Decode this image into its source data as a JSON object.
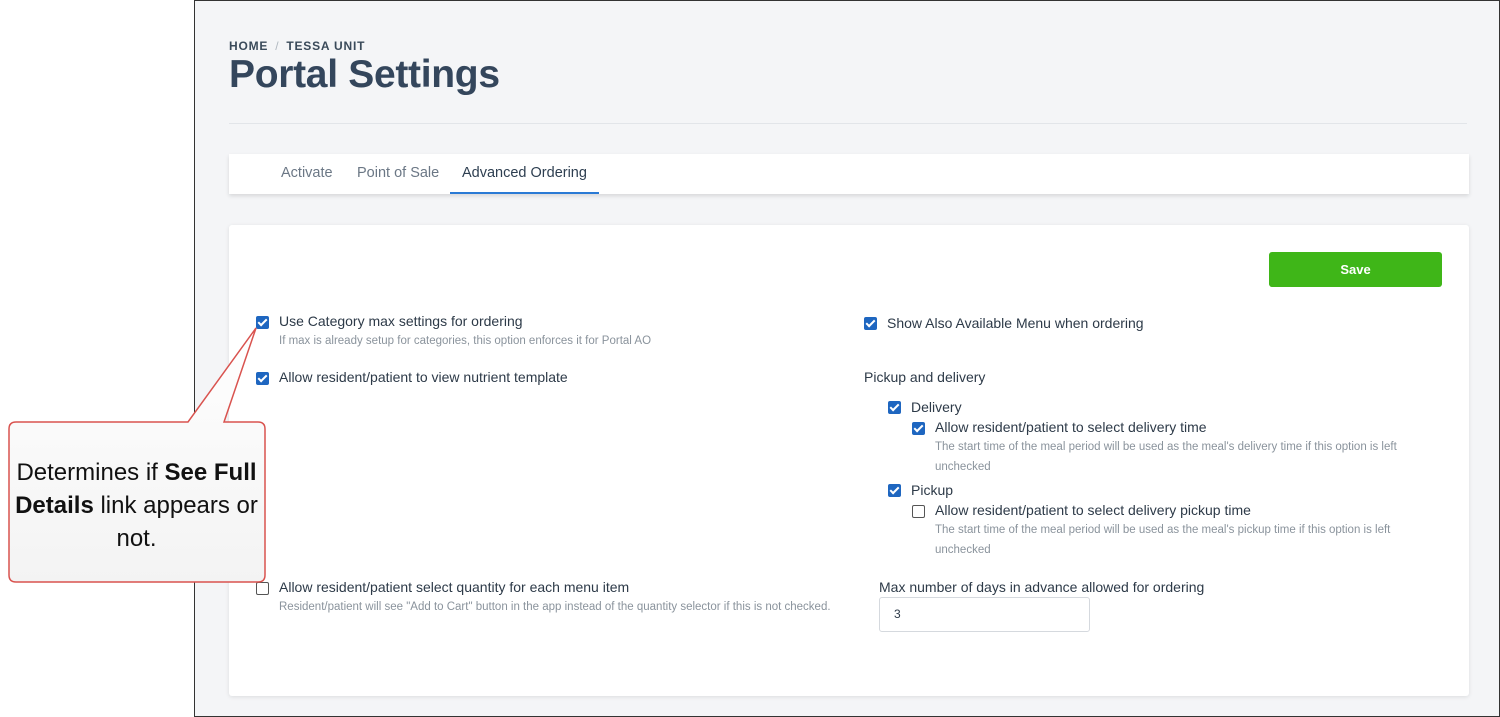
{
  "breadcrumb": {
    "home": "HOME",
    "separator": "/",
    "unit": "TESSA UNIT"
  },
  "page_title": "Portal Settings",
  "tabs": [
    {
      "label": "Activate",
      "active": false
    },
    {
      "label": "Point of Sale",
      "active": false
    },
    {
      "label": "Advanced Ordering",
      "active": true
    }
  ],
  "save_label": "Save",
  "left": {
    "category_max": {
      "label": "Use Category max settings for ordering",
      "hint": "If max is already setup for categories, this option enforces it for Portal AO",
      "checked": true
    },
    "nutrient": {
      "label": "Allow resident/patient to view nutrient template",
      "checked": true
    },
    "quantity": {
      "label": "Allow resident/patient select quantity for each menu item",
      "hint": "Resident/patient will see \"Add to Cart\" button in the app instead of the quantity selector if this is not checked.",
      "checked": false
    }
  },
  "right": {
    "also_available": {
      "label": "Show Also Available Menu when ordering",
      "checked": true
    },
    "pickup_delivery_label": "Pickup and delivery",
    "delivery": {
      "label": "Delivery",
      "checked": true
    },
    "delivery_time": {
      "label": "Allow resident/patient to select delivery time",
      "hint": "The start time of the meal period will be used as the meal's delivery time if this option is left unchecked",
      "checked": true
    },
    "pickup": {
      "label": "Pickup",
      "checked": true
    },
    "pickup_time": {
      "label": "Allow resident/patient to select delivery pickup time",
      "hint": "The start time of the meal period will be used as the meal's pickup time if this option is left unchecked",
      "checked": false
    },
    "max_days": {
      "label": "Max number of days in advance allowed for ordering",
      "value": "3"
    }
  },
  "callout": {
    "part1": "Determines if ",
    "bold": "See Full Details",
    "part2": " link appears or not."
  },
  "colors": {
    "accent": "#1e66c0",
    "save_button": "#3fb618",
    "title": "#34465c",
    "callout_border": "#d9534f"
  }
}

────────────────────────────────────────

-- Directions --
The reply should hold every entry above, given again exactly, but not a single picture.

-- Output for this task --
Decode this image into its source data as a JSON object.
{
  "breadcrumb": {
    "home": "HOME",
    "separator": "/",
    "unit": "TESSA UNIT"
  },
  "page_title": "Portal Settings",
  "tabs": [
    {
      "label": "Activate",
      "active": false
    },
    {
      "label": "Point of Sale",
      "active": false
    },
    {
      "label": "Advanced Ordering",
      "active": true
    }
  ],
  "save_label": "Save",
  "left": {
    "category_max": {
      "label": "Use Category max settings for ordering",
      "hint": "If max is already setup for categories, this option enforces it for Portal AO",
      "checked": true
    },
    "nutrient": {
      "label": "Allow resident/patient to view nutrient template",
      "checked": true
    },
    "quantity": {
      "label": "Allow resident/patient select quantity for each menu item",
      "hint": "Resident/patient will see \"Add to Cart\" button in the app instead of the quantity selector if this is not checked.",
      "checked": false
    }
  },
  "right": {
    "also_available": {
      "label": "Show Also Available Menu when ordering",
      "checked": true
    },
    "pickup_delivery_label": "Pickup and delivery",
    "delivery": {
      "label": "Delivery",
      "checked": true
    },
    "delivery_time": {
      "label": "Allow resident/patient to select delivery time",
      "hint": "The start time of the meal period will be used as the meal's delivery time if this option is left unchecked",
      "checked": true
    },
    "pickup": {
      "label": "Pickup",
      "checked": true
    },
    "pickup_time": {
      "label": "Allow resident/patient to select delivery pickup time",
      "hint": "The start time of the meal period will be used as the meal's pickup time if this option is left unchecked",
      "checked": false
    },
    "max_days": {
      "label": "Max number of days in advance allowed for ordering",
      "value": "3"
    }
  },
  "callout": {
    "part1": "Determines if ",
    "bold": "See Full Details",
    "part2": " link appears or not."
  },
  "colors": {
    "accent": "#1e66c0",
    "save_button": "#3fb618",
    "title": "#34465c",
    "callout_border": "#d9534f"
  }
}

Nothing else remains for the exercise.